Supplied records:
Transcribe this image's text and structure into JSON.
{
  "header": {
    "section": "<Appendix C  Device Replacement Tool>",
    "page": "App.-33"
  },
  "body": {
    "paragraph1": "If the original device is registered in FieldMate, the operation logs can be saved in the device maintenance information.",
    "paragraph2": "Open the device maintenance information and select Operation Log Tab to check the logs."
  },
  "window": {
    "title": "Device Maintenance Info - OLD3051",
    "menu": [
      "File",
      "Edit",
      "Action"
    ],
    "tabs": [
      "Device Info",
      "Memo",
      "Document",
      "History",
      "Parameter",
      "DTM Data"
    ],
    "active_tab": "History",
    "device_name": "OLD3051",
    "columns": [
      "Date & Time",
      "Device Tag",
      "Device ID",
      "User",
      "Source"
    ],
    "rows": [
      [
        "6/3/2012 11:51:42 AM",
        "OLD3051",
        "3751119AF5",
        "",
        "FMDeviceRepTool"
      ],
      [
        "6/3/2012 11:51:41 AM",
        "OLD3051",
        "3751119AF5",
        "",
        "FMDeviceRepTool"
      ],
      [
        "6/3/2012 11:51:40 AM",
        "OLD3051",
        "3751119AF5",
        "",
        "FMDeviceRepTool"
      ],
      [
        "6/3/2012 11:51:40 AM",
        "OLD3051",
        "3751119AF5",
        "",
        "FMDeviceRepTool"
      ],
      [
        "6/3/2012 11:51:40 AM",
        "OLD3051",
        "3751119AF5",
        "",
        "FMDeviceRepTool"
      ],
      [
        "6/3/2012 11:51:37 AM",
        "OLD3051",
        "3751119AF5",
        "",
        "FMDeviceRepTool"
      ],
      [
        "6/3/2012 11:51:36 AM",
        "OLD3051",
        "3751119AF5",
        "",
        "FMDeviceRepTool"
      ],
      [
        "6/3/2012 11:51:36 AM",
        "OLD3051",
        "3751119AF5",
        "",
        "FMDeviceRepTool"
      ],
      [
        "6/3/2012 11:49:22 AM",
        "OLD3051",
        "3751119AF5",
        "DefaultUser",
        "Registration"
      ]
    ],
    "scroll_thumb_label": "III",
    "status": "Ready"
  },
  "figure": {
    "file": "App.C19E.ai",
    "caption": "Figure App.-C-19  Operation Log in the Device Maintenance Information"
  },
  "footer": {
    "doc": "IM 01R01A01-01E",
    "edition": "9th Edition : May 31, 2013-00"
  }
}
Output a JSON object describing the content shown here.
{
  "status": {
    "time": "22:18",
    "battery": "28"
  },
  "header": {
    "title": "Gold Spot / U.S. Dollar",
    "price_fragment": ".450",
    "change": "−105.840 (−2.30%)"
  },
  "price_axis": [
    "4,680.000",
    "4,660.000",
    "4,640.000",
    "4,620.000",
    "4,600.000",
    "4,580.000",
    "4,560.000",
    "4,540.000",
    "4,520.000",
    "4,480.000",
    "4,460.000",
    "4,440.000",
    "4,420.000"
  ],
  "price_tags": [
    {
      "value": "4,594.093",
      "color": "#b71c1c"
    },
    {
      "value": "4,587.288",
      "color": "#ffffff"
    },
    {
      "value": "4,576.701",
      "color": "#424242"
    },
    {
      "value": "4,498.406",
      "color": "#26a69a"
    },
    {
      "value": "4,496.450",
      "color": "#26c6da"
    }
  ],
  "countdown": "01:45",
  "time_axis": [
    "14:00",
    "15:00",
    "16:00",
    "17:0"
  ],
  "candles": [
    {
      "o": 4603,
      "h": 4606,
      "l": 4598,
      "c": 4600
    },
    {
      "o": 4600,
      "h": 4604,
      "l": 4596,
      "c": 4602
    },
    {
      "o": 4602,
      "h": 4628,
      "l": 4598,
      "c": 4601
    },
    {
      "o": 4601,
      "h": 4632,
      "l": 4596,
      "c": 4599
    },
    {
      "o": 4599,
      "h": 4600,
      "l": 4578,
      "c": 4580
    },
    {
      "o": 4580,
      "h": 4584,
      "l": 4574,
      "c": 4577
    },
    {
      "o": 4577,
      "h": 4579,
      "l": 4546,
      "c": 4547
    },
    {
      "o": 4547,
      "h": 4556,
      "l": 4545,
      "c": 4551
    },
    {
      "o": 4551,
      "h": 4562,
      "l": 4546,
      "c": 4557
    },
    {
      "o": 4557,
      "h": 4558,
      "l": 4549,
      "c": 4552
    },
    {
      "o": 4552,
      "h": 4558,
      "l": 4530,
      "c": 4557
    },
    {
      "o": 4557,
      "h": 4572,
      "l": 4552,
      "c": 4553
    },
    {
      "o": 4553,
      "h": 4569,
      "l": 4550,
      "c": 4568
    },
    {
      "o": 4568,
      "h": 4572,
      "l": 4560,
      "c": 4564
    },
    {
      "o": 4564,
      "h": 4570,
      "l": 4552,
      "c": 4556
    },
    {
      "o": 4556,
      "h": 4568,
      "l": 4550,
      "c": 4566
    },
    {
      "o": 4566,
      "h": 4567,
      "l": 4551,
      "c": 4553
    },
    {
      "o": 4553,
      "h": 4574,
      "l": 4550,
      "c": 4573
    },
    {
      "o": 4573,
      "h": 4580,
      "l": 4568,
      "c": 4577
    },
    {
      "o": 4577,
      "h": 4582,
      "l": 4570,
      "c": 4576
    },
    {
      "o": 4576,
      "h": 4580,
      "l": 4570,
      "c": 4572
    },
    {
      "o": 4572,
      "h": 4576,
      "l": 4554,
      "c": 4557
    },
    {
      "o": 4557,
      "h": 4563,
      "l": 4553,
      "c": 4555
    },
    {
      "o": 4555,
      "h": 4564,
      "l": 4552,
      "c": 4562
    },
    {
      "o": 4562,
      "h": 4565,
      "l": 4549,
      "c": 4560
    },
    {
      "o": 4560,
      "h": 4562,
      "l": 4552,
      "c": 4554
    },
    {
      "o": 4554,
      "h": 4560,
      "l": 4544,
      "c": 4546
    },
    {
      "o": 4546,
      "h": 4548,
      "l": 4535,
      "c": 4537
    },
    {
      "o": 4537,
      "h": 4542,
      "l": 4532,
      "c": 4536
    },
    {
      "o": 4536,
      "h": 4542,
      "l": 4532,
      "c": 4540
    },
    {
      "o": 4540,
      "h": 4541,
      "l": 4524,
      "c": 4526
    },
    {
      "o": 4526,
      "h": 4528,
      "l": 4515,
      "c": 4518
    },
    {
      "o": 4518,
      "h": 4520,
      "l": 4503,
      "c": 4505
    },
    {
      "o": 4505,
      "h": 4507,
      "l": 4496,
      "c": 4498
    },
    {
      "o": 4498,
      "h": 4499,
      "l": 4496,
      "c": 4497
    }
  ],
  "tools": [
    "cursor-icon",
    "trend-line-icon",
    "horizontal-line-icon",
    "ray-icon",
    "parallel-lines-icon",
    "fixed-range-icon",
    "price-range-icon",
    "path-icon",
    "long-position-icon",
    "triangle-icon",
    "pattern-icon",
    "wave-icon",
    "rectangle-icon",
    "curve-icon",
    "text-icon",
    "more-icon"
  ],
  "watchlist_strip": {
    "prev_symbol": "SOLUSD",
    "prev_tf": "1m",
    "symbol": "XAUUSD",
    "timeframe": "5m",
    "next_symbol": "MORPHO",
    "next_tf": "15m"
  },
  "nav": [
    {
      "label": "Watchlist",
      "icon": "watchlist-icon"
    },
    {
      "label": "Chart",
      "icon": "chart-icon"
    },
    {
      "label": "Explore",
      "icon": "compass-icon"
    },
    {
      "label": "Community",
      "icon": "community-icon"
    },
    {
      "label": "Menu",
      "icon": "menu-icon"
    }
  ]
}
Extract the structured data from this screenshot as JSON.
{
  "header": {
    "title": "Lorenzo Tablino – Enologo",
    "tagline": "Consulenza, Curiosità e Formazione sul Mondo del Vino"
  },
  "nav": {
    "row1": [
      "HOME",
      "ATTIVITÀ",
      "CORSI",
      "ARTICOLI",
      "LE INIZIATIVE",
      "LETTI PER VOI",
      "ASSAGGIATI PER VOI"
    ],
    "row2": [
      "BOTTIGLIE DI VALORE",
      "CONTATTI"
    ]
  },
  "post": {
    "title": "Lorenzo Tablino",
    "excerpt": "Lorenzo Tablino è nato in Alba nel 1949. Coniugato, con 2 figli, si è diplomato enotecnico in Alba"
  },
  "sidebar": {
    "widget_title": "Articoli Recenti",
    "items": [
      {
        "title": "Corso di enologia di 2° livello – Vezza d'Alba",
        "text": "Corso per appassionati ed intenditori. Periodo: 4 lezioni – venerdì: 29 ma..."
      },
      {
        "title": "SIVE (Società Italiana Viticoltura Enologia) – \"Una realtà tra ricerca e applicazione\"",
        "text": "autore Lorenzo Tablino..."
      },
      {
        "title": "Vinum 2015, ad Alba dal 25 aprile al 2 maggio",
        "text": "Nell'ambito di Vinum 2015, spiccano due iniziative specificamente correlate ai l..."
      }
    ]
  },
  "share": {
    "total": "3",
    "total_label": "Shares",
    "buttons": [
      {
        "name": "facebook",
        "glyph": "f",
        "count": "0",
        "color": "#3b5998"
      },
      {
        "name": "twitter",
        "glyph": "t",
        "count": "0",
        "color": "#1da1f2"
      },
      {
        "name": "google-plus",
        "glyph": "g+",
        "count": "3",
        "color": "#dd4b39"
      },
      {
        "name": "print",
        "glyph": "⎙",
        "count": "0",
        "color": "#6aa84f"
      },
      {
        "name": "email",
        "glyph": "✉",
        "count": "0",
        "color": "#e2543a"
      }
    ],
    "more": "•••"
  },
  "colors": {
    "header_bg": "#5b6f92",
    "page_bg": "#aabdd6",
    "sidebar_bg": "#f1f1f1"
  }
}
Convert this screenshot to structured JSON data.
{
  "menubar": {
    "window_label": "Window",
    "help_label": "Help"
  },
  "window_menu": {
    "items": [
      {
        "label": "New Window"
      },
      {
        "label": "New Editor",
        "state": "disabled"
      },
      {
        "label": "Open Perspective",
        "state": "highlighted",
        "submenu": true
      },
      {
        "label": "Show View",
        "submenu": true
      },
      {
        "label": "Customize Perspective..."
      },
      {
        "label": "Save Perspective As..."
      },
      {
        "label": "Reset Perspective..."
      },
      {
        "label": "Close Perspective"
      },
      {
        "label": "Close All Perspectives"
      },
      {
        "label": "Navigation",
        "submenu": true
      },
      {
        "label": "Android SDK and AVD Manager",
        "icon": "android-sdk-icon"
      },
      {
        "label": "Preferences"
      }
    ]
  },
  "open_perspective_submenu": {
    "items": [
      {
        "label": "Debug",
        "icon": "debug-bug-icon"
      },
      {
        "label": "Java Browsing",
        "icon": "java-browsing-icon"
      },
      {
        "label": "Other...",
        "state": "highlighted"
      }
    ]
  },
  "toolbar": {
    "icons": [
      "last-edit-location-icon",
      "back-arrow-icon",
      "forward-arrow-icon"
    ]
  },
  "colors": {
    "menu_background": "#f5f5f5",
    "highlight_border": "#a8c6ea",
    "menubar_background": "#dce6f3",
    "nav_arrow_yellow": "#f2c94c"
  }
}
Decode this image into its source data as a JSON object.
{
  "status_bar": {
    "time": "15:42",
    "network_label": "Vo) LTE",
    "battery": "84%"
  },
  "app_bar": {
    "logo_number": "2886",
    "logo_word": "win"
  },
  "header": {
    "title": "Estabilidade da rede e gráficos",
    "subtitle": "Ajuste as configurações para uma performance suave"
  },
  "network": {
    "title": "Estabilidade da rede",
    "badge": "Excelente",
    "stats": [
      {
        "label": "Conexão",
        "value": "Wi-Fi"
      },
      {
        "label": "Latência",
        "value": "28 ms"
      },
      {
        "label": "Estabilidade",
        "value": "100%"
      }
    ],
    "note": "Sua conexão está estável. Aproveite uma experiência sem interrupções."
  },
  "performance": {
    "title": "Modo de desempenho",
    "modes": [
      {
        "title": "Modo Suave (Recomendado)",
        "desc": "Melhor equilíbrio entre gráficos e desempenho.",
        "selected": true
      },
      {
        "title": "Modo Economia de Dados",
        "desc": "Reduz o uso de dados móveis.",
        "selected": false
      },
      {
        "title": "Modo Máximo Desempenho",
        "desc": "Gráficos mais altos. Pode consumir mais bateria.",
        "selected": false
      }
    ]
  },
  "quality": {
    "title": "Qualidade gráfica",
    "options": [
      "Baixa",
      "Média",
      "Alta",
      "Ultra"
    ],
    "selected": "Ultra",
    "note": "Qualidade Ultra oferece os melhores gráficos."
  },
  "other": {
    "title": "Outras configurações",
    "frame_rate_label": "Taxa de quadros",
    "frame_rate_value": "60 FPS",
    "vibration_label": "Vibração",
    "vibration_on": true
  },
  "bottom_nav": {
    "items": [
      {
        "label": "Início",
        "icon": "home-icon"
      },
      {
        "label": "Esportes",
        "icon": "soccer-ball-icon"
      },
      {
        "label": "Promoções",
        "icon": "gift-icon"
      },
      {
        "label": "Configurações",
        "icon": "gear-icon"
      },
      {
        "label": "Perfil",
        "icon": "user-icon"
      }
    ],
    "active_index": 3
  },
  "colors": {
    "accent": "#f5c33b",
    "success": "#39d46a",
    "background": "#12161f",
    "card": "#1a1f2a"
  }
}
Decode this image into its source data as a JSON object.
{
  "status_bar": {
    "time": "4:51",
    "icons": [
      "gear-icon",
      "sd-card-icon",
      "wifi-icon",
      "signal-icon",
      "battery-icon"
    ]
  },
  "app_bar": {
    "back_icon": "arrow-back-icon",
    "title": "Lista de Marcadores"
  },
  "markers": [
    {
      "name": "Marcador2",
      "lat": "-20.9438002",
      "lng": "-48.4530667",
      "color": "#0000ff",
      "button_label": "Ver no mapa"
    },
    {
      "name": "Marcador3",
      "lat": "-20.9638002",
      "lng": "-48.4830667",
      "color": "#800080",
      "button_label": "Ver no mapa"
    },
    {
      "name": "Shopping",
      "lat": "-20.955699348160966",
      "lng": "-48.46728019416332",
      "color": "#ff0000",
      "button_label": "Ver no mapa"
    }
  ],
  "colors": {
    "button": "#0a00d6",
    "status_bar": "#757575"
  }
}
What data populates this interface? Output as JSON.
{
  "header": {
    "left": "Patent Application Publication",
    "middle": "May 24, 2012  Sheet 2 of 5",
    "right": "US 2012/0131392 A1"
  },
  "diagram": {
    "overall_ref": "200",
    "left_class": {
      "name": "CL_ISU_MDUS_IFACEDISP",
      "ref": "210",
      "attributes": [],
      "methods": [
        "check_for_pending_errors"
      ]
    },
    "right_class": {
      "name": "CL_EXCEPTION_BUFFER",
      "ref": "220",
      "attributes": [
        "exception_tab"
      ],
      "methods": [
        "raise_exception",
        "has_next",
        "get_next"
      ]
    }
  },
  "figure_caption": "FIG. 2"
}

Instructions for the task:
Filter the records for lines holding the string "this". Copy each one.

Reply:
Transcribe this image's text and structure into JSON.
Extract the structured data from this screenshot as JSON.
Convert this screenshot to structured JSON data.
Decode this image into its source data as a JSON object.
Decode this image into its source data as a JSON object.
What data populates this interface? Output as JSON.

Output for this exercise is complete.